----------+  1 2147483649 2147483650       0 Apr  8 05:57 user1.txt
d---------+  2 2147483650 2147483650       3 Apr  8 05:50 user2
----------+  1 2147483650 2147483650       0 Apr  8 05:51 user2.txt

This looks a bit odd because the OpenSolaris CIFS service uses ZFS ACLs, and they don't show up in the above listing. We can dump the current ID Mappings, as below...

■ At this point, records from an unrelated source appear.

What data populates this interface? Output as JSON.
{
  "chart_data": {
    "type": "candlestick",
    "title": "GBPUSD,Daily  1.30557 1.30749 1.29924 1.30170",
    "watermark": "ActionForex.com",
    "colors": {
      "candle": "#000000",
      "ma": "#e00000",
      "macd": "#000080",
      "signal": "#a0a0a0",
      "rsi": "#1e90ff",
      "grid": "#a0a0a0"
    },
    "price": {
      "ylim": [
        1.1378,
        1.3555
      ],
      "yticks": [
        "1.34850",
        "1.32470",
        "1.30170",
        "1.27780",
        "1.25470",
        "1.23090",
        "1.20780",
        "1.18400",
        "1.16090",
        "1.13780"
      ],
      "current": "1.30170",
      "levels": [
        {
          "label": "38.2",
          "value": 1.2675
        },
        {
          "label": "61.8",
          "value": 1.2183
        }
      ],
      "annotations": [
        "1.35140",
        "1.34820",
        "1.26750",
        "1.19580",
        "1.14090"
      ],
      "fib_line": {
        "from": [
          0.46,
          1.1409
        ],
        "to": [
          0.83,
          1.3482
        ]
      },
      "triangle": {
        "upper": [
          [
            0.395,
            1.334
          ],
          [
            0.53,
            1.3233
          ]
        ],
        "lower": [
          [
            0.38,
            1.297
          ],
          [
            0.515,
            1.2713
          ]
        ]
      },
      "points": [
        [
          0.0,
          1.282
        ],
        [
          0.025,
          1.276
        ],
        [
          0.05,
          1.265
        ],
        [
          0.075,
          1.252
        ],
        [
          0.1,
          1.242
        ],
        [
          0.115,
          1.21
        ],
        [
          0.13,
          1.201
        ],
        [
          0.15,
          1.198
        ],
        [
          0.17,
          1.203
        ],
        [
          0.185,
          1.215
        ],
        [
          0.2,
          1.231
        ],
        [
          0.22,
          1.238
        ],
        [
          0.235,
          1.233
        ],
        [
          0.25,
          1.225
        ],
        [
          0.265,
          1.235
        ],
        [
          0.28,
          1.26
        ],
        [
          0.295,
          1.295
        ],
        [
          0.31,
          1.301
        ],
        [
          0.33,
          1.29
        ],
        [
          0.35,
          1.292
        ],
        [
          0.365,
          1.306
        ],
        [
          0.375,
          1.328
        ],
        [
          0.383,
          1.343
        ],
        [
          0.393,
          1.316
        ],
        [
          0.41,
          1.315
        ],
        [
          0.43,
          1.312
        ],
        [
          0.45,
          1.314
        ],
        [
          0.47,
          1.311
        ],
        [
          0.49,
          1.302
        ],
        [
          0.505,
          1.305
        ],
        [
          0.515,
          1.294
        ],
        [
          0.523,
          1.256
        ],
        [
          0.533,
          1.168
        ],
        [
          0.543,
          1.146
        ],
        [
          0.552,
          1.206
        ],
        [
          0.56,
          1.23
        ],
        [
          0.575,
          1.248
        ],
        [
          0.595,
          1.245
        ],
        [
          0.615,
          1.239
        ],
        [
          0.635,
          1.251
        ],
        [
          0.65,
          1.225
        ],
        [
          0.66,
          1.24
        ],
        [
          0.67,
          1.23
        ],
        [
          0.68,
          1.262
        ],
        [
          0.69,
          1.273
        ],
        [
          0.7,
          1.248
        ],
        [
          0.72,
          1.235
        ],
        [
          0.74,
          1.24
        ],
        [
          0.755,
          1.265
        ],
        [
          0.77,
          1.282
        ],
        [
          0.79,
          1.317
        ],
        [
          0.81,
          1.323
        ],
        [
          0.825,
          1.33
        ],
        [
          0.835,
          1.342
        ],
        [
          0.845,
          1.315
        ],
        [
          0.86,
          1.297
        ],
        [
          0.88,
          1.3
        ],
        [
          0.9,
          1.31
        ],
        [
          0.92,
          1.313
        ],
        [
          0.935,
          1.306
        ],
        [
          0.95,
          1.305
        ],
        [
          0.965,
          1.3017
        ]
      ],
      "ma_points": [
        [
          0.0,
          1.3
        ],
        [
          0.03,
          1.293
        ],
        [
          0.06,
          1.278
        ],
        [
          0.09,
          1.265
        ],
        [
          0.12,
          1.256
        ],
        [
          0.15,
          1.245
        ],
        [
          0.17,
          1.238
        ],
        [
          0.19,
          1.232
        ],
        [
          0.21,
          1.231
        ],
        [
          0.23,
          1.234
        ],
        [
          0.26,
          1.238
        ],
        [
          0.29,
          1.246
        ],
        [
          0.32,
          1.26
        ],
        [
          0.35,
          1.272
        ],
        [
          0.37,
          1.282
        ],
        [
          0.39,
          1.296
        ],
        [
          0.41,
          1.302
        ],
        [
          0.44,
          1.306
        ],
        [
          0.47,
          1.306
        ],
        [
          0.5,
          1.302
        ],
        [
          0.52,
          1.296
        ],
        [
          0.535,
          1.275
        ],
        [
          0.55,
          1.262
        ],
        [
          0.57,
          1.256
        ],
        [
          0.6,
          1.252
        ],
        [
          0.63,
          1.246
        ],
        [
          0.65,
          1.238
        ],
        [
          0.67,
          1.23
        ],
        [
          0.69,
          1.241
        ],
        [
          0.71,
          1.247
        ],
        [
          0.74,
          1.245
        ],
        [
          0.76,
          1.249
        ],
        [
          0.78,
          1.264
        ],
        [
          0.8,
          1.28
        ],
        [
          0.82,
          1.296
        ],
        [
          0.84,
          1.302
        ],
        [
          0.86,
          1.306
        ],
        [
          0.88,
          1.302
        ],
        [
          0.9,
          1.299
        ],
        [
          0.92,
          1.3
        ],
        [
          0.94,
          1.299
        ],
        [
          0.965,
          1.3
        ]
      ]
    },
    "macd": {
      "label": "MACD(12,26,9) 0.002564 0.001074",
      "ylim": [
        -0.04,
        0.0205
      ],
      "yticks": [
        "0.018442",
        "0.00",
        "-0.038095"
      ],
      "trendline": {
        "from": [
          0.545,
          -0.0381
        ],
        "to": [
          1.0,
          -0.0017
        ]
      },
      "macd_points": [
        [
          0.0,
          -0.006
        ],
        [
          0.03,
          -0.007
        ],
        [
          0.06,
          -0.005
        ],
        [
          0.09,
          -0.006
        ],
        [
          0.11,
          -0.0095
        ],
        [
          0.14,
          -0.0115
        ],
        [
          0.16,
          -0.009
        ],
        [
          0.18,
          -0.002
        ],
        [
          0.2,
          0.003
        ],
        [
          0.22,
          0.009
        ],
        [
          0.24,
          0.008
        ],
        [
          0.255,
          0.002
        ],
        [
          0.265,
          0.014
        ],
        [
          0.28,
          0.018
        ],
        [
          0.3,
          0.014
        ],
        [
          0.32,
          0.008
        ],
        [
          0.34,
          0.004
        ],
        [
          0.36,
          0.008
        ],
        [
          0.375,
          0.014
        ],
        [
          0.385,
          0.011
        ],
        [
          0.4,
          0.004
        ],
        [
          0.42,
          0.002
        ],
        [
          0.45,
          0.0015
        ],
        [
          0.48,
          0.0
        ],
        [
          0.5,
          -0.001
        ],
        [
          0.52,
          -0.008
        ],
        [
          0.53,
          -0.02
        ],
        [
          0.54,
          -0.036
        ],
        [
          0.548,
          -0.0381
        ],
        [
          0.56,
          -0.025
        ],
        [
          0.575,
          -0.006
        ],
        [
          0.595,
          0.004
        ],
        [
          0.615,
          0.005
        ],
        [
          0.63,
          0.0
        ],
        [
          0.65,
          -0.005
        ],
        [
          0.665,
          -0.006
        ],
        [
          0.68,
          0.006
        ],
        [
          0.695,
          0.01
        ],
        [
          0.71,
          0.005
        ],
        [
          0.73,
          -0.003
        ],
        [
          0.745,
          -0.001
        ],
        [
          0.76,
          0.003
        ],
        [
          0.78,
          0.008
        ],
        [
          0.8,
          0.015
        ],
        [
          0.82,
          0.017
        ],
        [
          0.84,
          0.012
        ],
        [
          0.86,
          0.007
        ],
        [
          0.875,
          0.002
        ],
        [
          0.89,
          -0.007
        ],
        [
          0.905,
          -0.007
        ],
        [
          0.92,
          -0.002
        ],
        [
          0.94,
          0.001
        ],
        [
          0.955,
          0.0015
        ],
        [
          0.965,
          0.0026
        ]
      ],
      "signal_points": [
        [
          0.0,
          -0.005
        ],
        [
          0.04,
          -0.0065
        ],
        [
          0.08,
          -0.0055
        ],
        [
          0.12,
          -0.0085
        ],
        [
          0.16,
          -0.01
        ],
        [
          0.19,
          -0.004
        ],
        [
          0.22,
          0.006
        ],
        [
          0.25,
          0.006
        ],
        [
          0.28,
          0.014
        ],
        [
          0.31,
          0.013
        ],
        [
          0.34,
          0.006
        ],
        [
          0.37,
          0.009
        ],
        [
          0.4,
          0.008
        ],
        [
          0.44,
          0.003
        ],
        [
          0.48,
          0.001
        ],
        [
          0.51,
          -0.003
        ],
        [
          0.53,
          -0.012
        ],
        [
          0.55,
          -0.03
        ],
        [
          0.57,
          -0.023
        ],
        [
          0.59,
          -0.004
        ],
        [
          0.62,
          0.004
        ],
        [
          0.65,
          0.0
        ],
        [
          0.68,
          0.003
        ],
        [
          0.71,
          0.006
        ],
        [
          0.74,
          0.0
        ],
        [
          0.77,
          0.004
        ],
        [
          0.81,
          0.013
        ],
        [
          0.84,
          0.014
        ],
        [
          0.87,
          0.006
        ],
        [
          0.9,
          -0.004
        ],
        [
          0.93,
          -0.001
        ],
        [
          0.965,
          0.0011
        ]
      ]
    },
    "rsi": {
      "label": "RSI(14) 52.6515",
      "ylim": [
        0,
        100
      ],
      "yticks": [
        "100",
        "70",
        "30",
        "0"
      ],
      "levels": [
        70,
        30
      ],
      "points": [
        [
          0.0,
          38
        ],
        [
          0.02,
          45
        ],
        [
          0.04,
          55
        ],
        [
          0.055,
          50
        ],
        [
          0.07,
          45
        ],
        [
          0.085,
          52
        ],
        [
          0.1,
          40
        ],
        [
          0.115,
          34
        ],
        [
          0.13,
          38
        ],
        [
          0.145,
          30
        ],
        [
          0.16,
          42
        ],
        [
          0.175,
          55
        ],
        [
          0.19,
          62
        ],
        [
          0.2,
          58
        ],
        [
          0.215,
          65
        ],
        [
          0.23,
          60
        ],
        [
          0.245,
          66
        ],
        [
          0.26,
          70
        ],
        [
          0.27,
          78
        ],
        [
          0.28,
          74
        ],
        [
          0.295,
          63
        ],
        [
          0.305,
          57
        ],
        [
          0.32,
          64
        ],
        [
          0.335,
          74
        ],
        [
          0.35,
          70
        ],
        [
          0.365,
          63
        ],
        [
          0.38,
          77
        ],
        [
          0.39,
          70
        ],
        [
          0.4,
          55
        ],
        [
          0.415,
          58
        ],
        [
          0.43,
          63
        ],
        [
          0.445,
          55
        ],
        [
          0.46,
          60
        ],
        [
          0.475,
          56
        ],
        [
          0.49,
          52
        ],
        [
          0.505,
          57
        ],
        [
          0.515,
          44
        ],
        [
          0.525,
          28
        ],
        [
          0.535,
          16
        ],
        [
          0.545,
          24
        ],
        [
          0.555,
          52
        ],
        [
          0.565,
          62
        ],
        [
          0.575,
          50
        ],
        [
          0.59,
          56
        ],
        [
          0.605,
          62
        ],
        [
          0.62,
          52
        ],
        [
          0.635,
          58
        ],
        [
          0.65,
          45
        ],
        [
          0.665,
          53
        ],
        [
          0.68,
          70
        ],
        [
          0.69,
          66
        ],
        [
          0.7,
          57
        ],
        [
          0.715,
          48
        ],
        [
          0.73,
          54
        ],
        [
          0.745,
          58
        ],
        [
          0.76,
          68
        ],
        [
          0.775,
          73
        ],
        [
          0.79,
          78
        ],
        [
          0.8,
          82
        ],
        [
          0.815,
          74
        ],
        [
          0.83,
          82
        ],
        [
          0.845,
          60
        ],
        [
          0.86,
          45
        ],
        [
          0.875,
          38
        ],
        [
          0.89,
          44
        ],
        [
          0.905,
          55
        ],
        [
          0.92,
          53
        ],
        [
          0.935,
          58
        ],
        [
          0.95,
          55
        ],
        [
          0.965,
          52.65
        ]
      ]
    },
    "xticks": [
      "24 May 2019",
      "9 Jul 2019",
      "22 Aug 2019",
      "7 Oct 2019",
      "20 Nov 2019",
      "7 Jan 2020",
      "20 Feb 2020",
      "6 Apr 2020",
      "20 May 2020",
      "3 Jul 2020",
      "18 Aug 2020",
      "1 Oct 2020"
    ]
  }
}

root@isv-x4500b # idmap dump
usid:S-1-5-21-500772251-2770406677-2360070262-1125      ==      uid:2147483650
usid:S-1-5-21-500772251-2770406677-2360070262-1113      ==      uid:2147483649
gsid:S-1-5-21-500772251-2770406677-2360070262-513       ==      gid:2147483650
gsid:S-1-5-21-500772251-2770406677-2360070262-512       ==      gid:2147483651
gsid:S-1-5-11   ==      gid:2147483652
gsid:S-1-5-2    ==      gid:2147483653
gsid:S-1-5-32-544   ==      gid:2147483654

We can see that Windows SIDs have been mapped to Solaris User and Group IDs.  The mappings for the users have been created on the fly (Ephemeral ID Mapping); the Windows Group SID mappings are generated by system level interactions, you can decode those using the list here. We can see that:

Windows Group SID xxxxxx-513 = Domain Users = Solaris GID 2147483650

Windows Group SID xxxxxx-512 = Domain Admins = Solaris GID 2147483651

Windows Group SID xxxxxx-11 = Authenticated Users = Solaris GID 2147483653

Windows Group SID xxxxxx-2 = Network (Users logged in via the Network) = Solaris GID 2147483651

Windows Group SID xxxxxx-544= Administrators  = Solaris GID 2147483654

We now know that the files and directories we created are in the Domain Users group as it was mapped to the Solaris GID of 2147483650.

Sometime soon I am going to dig deeper on all this, this was just a first look. 

For More Information

OpenSolaris Project: CIFS Server Home Page

Open Solaris CIFS Documentation including the Solaris CIFS Administrators Guide & Troubleshooting Information

Also, consider joining the Open Solaris Storage Discuss Forum


Tim Thomas


« July 2016